-By Arnie Fenner
Above: The principals of the original Illustrators Workshop. Left to right: Robert Heindel, Fred Otnes, Robert Peak, Alan E. Cober, Bernie Fuchs, and Mark English.
"Giving back" has always been a generous aspect of the art community. Knowing the struggle to make and maintain a career (or to simply improve skills and craft), artists routinely share their expertise with others to help them in the pursuit of their goals. Sometimes there's a cost (as for a class or workshop), sometimes not (as at a convention), but the value of what professional artists and illustrators give is significantly greater than any charge there might be for the knowledge offered.
Recognizing that formal art schools often only take students so far, Mark English joined with a group of the country's star artists in the late 1970s to form The Illustrators Workshop. Its impact was immediate and immense and the good it did influenced others to create similar educational experiences over the years.
The Illustrators Workshop eventually transitioned into The Illustration Academy under the guidance of Mark's son John and, though there have been ups and downs, their mission to help artists achieve sustainable careers has continued unabated. With instructors like C.F. Payne, Karla Ortiz, Victo Ngai, Jon Foster, and Mark himself, TIA offers a nurturing environment that helps bring the best out of its students.
Now they've launched an exciting new charitable arts program for women artists outside of the United States. Here's their idea:
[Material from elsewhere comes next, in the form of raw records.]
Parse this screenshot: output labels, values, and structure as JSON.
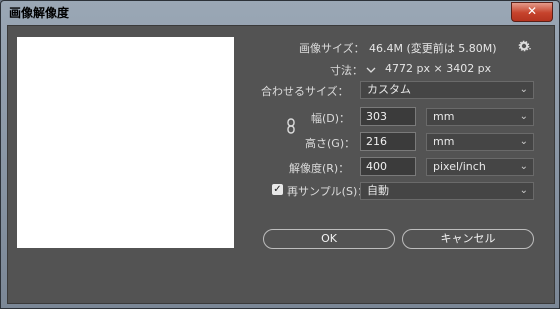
{
  "window": {
    "title": "画像解像度",
    "close_label": "✕"
  },
  "image_size": {
    "label": "画像サイズ：",
    "value": "46.4M (変更前は 5.80M)",
    "settings_icon": "gear-icon"
  },
  "dimensions": {
    "label": "寸法：",
    "value": "4772 px × 3402 px"
  },
  "fit_to": {
    "label": "合わせるサイズ：",
    "value": "カスタム"
  },
  "width": {
    "label": "幅(D)：",
    "value": "303",
    "unit": "mm"
  },
  "height": {
    "label": "高さ(G)：",
    "value": "216",
    "unit": "mm"
  },
  "resolution": {
    "label": "解像度(R)：",
    "value": "400",
    "unit": "pixel/inch"
  },
  "resample": {
    "label": "再サンプル(S)：",
    "value": "自動",
    "checked": true
  },
  "buttons": {
    "ok": "OK",
    "cancel": "キャンセル"
  },
  "colors": {
    "panel": "#535353",
    "input_bg": "#3b3b3b",
    "title_gradient_top": "#9aa7b5",
    "close_red": "#c6432c"
  }
}
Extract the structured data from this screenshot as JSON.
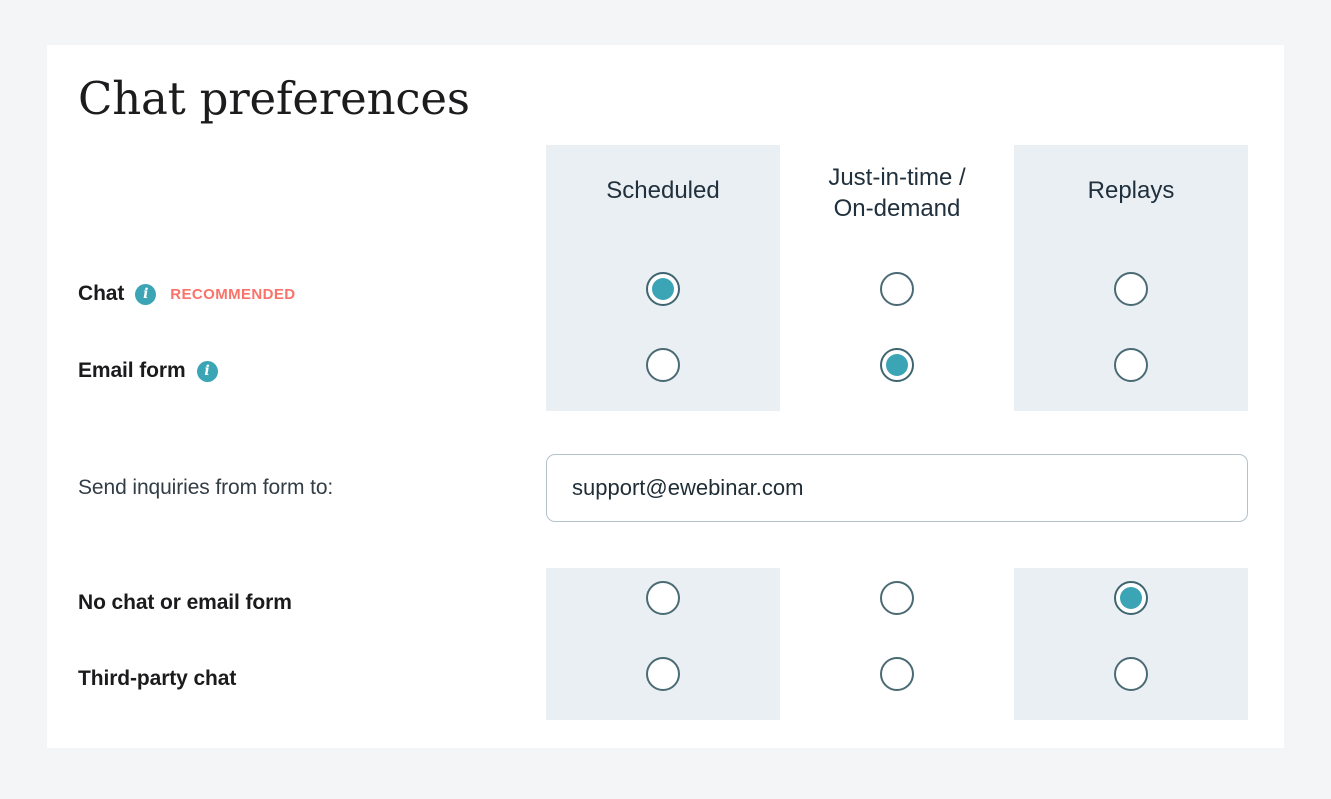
{
  "page": {
    "background_color": "#f4f5f7",
    "card_background": "#ffffff",
    "title": "Chat preferences"
  },
  "colors": {
    "accent_teal": "#3ba5b5",
    "recommended_coral": "#fa7268",
    "column_band": "#eaeff3",
    "radio_ring": "#4b6b74",
    "input_border": "#b4c3cb"
  },
  "columns": [
    {
      "id": "scheduled",
      "label": "Scheduled",
      "shaded": true
    },
    {
      "id": "just-in-time",
      "label": "Just-in-time /\nOn-demand",
      "label_line1": "Just-in-time /",
      "label_line2": "On-demand",
      "shaded": false
    },
    {
      "id": "replays",
      "label": "Replays",
      "shaded": true
    }
  ],
  "rows": {
    "chat": {
      "label": "Chat",
      "bold": true,
      "info_icon": "info-icon",
      "badge": "RECOMMENDED",
      "selection": "scheduled",
      "radios": [
        {
          "column": "scheduled",
          "selected": true
        },
        {
          "column": "just-in-time",
          "selected": false
        },
        {
          "column": "replays",
          "selected": false
        }
      ]
    },
    "email_form": {
      "label": "Email form",
      "bold": true,
      "info_icon": "info-icon",
      "selection": "just-in-time",
      "radios": [
        {
          "column": "scheduled",
          "selected": false
        },
        {
          "column": "just-in-time",
          "selected": true
        },
        {
          "column": "replays",
          "selected": false
        }
      ]
    },
    "no_chat": {
      "label": "No chat or email form",
      "bold": true,
      "selection": "replays",
      "radios": [
        {
          "column": "scheduled",
          "selected": false
        },
        {
          "column": "just-in-time",
          "selected": false
        },
        {
          "column": "replays",
          "selected": true
        }
      ]
    },
    "third_party": {
      "label": "Third-party chat",
      "bold": true,
      "selection": null,
      "radios": [
        {
          "column": "scheduled",
          "selected": false
        },
        {
          "column": "just-in-time",
          "selected": false
        },
        {
          "column": "replays",
          "selected": false
        }
      ]
    }
  },
  "inquiries": {
    "label": "Send inquiries from form to:",
    "value": "support@ewebinar.com",
    "placeholder": "support@ewebinar.com"
  }
}
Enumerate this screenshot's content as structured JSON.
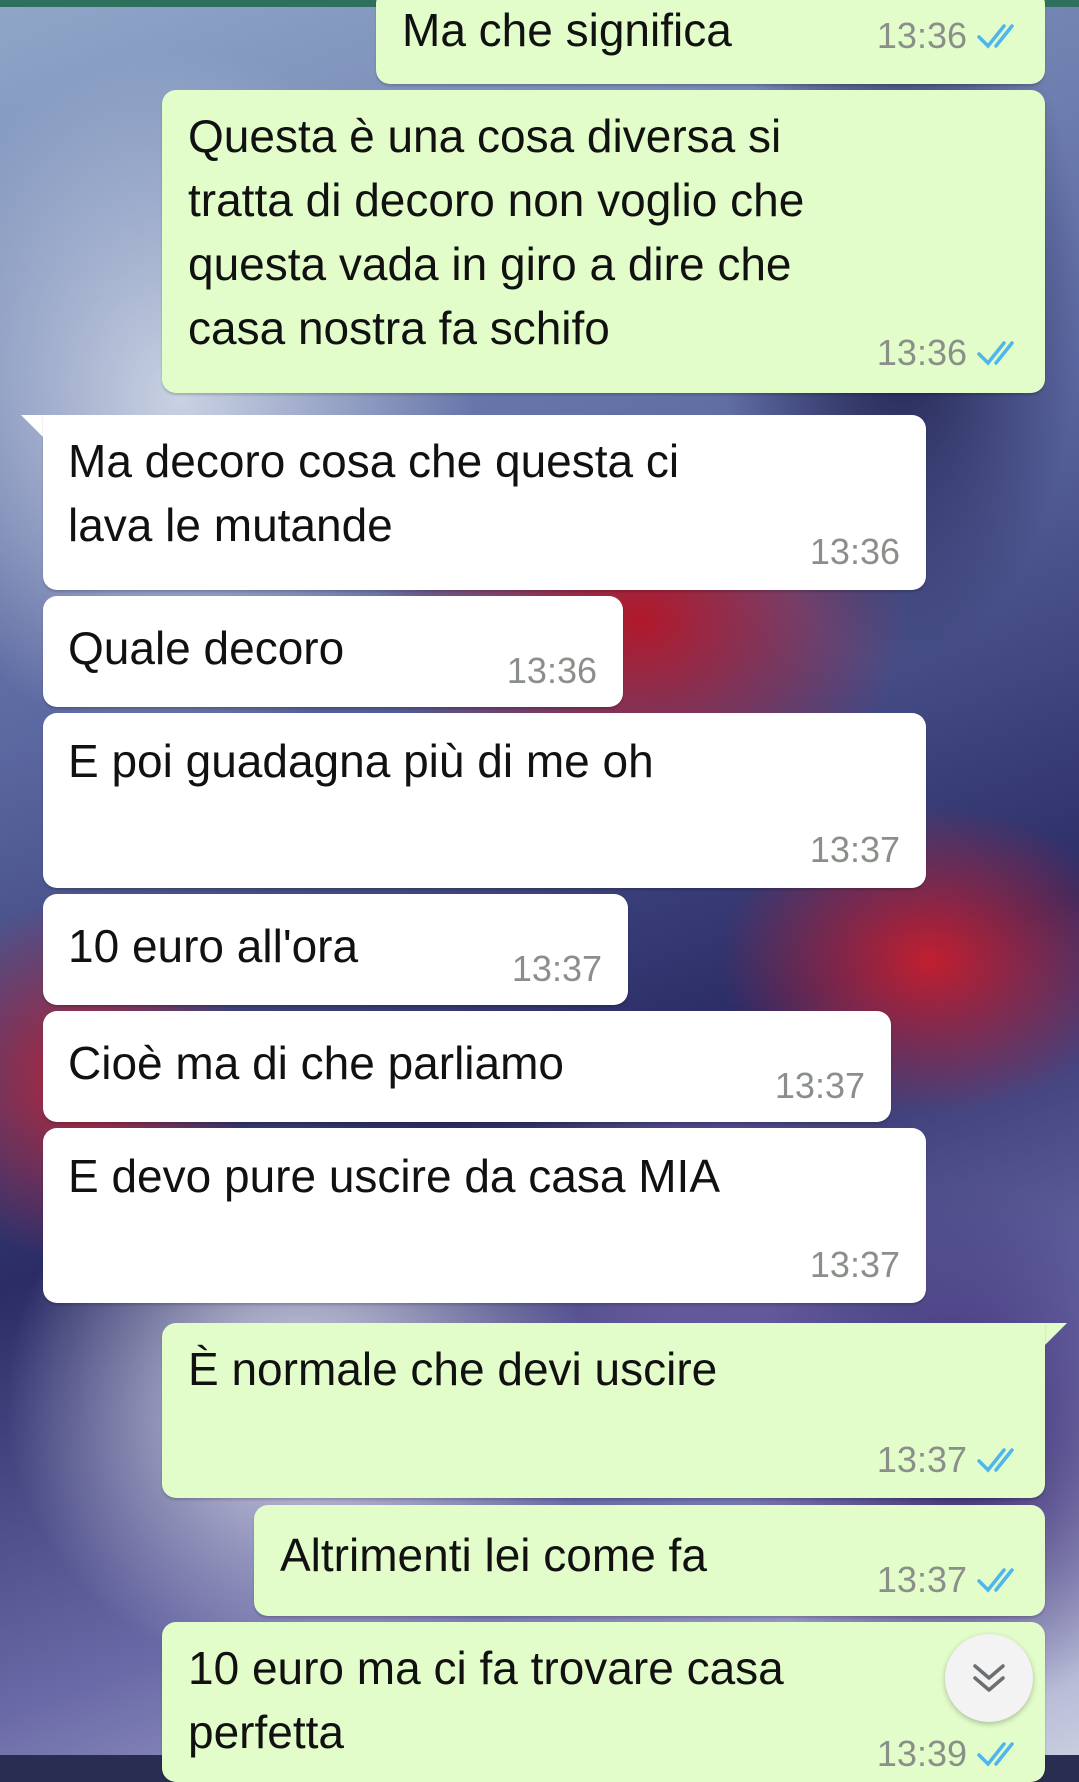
{
  "colors": {
    "outgoing_bubble": "#e2fdca",
    "incoming_bubble": "#ffffff",
    "read_ticks": "#4fb6ec",
    "timestamp": "#8b8f8a"
  },
  "messages": [
    {
      "direction": "out",
      "text": "Ma che significa",
      "time": "13:36",
      "status_icon": "double-check-read-icon"
    },
    {
      "direction": "out",
      "text": "Questa è una cosa diversa si\ntratta di decoro non voglio che\nquesta vada in giro a dire che\ncasa nostra fa schifo",
      "time": "13:36",
      "status_icon": "double-check-read-icon"
    },
    {
      "direction": "in",
      "text": "Ma decoro cosa che questa ci\nlava le mutande",
      "time": "13:36"
    },
    {
      "direction": "in",
      "text": "Quale decoro",
      "time": "13:36"
    },
    {
      "direction": "in",
      "text": "E poi guadagna più di me oh",
      "time": "13:37"
    },
    {
      "direction": "in",
      "text": "10 euro all'ora",
      "time": "13:37"
    },
    {
      "direction": "in",
      "text": "Cioè ma di che parliamo",
      "time": "13:37"
    },
    {
      "direction": "in",
      "text": "E devo pure uscire da casa MIA",
      "time": "13:37"
    },
    {
      "direction": "out",
      "text": "È normale che devi uscire",
      "time": "13:37",
      "status_icon": "double-check-read-icon"
    },
    {
      "direction": "out",
      "text": "Altrimenti lei come fa",
      "time": "13:37",
      "status_icon": "double-check-read-icon"
    },
    {
      "direction": "out",
      "text": "10 euro ma ci fa trovare casa\nperfetta",
      "time": "13:39",
      "status_icon": "double-check-read-icon"
    }
  ],
  "scroll_down_button": {
    "icon": "double-chevron-down-icon"
  }
}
"We recently invited a young Iraqi woman named Nahrain to attend one of our online workshops. Only hours from a war zone, in an environment barren of art education, this individual strives to advance her abilities as a comic book artist. Despite societal, institutional, and frankly criminal barriers, she was still able to connect and learn from professional illustrators through our online platform. This moment embodied the profound and empowering ingenuity online education can unlock. It reminded us how interconnected our world has become and yet how unbalanced our liberties remain.
"As a small organization, we are fortunate to be part of an international community of profoundly talented artists. We are hoping that you can help us deliver art education to aspiring women artists from regions of the world that discourage or prohibit the progress of women in the visual arts. We believe this is a global issue, but we hope to focus our mission on regions and communities that are in critical need.
"We firmly believe everyone deserves the right to pursue their dreams. We are in a unique situation where we have the ability to empower individuals who have been stripped of that right. We are calling this project Draw Without Borders."
Top: John English. Bottom: TIA instructor Gary Kelley.
The Illustration Academy's plan is to offer free online instruction to artists living in Afghanistan, Syria, Iraq, Yemen, Jordan, Iran and Turkey. Uninterrupted internet access might be a challenge overseas, but who wouldn't want free instruction from Gary Kelley or George Pratt? The arts can be as controversial and divisive a topic as any these days, but it can also build bridges and promote understanding and compassion. The arts can open doors for communication that politics often close and bolt.
I've lectured at the school; I've poked my head in during various summer workshops and have always come away amazed by the passion of the students and instructors alike. "Draw Without Borders" is an extension of what the Illustration Academy has always tried to do and a sincere effort to offer something positive to those without.
You can hit this link to the the Academy's website to learn more.
Labels: AF, article, education